Small business owners across Canada know that, while it is uncommon, disaster can strike at any moment. There are many elements over which even the most meticulous owners have little control, and that includes disasters such as frozen pipes, loss of electricity, and fire. Recently, a retail business in Didsbury, Alberta – about an hour north of Calgary – learned this the hard way, as a fire destroyed a processing plant that was vital to its ongoing success.
River Rock Angus – a store in Didsbury selling beef products including burgers, roasts, and jerky – was recently put in a difficult situation, as a fire destroyed its meat processing facility just outside of town in mid-March, according to a report from the Carstairs Courier. While no one was hurt in the fire, it was large enough to attract firefighting crews from Didsbury, Carstairs, and Olds to extinguish the blaze. An investigation into the cause of the fire was recently completed, but the results have not yet been made public.
“We were doing all our processing at River Rock,” Dereck Van Sickle, who owns both the retail store and the processing plant with his wife, told the newspaper the day after the fire. “We’ll be tight on supply at the store until we find another processor. It’s too early to say what comes next. The investigation into the cause has just been completed.”
Dereck and Andrea Van Sickle say that they haven’t yet determined how this issue will be covered by their insurance policies, but the building appears to be a total loss, the report said. It had been closed for about a decade before the Van Sickles bought it to help their retail business along, and only reopened the facility less than a year ago. The Van Sickles are beef farmers by trade, and have been for three generations. They specialize in selling natural beef with limited use of antibiotics, no hormones, and homegrown forages.
A risk in the area?
While the cause of this fire hasn’t yet been revealed, it should be noted that there had been more than a few outdoor blazes reported in the area for some time, the report said. Mountain View County had recently imposed both total and partial fire bans, and one was still ongoing when this fire happened.
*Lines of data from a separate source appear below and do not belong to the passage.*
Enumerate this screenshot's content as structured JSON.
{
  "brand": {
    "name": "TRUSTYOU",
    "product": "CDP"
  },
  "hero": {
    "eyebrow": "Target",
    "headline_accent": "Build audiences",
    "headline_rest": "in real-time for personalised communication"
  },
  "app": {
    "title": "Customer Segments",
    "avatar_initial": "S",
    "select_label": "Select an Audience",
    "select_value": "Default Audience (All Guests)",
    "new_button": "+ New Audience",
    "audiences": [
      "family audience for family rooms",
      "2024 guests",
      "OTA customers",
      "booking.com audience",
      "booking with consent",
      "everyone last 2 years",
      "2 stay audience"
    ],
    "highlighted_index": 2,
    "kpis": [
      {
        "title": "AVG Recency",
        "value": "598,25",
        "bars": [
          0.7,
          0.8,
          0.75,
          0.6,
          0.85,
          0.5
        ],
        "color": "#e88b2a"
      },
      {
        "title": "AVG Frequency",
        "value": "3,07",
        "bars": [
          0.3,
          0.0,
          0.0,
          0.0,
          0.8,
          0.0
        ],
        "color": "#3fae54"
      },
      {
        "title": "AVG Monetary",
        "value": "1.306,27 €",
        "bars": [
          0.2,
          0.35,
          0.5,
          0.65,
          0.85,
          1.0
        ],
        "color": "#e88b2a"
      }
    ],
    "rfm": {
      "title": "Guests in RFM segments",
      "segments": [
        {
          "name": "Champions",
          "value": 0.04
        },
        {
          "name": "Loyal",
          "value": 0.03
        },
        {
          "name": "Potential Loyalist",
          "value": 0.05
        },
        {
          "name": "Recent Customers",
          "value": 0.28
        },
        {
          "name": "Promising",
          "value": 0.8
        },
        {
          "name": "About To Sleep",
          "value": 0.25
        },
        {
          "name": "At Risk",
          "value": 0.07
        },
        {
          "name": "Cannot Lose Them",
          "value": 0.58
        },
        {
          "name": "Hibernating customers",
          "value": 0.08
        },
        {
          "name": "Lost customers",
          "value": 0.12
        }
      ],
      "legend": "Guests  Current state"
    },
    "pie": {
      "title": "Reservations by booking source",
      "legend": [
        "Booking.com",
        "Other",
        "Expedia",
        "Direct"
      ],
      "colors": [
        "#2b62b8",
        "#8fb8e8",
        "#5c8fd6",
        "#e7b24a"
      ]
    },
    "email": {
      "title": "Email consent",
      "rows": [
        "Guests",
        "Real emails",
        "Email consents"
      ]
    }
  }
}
Even now, the use of open or recreational fires, and fireworks, are prohibited unless they are controlled in an approved fire pit. Even many fires indoors – except in acceptable fireplaces or barbecues – likewise remain restricted. Even those with fire permits have had those permits suspended because of the risk.
Small business owners need to be aware of the risks they face in the everyday operations of their companies, no matter how minor those risks seem to be. That’s because if something goes wrong, they could be put in a potentially perilous situation. Reviewing safety measures and also making sure they have the right kind of insurance for their needs is therefore vital to their ongoing success.